Replies to This Discussion

I was a telecommuter for HP, but at the end of the year, they sent me a w-2 and reimbursed me for all expenses I incurred, so at the end of the year, I was required to file the w-2. As an independent contractor, I recieved multiple 1099s but Texas still found me to be an employee of the company because they didn't have certain things in place for thier independent contractors. Texas requires the following to be true for 1099 and to be considered "independent" see enclosed:
http://www.texasworkforce.org/ui/tax/forms/c8.pdf
http://www.twc.state.tx.us/news/efte/appx_d_irs_ic_test.html
http://www.twc.state.tx.us/news/efte/appx_e_twc_ic_test.html
I see your posting was put on this website in December of 2007, so this reply may hit you when you've already discovered the answer to your question... but just in case....

1099 status vs. W-2 status is a function of Federal regulations and you can find a lot of good information just by visiting the IRS website at www.irs.gov which details the differences between being a "true" independent contractor vs a person that qualifies for W-2 status. W-2 implies an employer-employee relationship. If you are an employee of this company and they can control when you work, how you work and where you work, you are an employee.

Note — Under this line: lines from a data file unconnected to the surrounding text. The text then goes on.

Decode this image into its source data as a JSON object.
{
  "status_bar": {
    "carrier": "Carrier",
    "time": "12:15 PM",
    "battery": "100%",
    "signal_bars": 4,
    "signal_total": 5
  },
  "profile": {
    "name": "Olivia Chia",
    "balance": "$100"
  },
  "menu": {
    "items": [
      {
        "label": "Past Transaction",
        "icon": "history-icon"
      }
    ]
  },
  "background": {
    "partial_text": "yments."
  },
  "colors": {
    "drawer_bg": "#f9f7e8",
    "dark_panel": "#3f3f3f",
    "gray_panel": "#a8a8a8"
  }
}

A true independent contractor (and they have a laundry list of criteria on the IRS website) basically boils down to a person being truly independent... i.e. you determine your own hours and when you start and finish your work and how you complete your projects and where you do your work and they have NO CONTROL over you whatsoever, including your ability to simultaneously perform work for other clients.

If you get employee benefits, you are a W-2 employee... end of story. If you are responsible for your own health insurance, taxes, etc... you are generally a 1099 contractor. However, if you are a W-2 employee of a company and they take care of processing the taxes for you, but don't supply benefits such as health insurance, that does not mean that you are not an employee. The factors that determine whether or not a true employee-employer relationship exists is clearly spelled out on the IRS website... and also through your local (state) labor board.

I hope this helps.

Reply to Discussion

RSS

Subscribe

All the recruiting news you see here, delivered straight to your inbox.

Just enter your e-mail address below

Webinar

RecruitingBlogs on Twitter

© 2022   All Rights Reserved   Powered by

Badges  |  Report an Issue  |  Privacy Policy  |  Terms of Service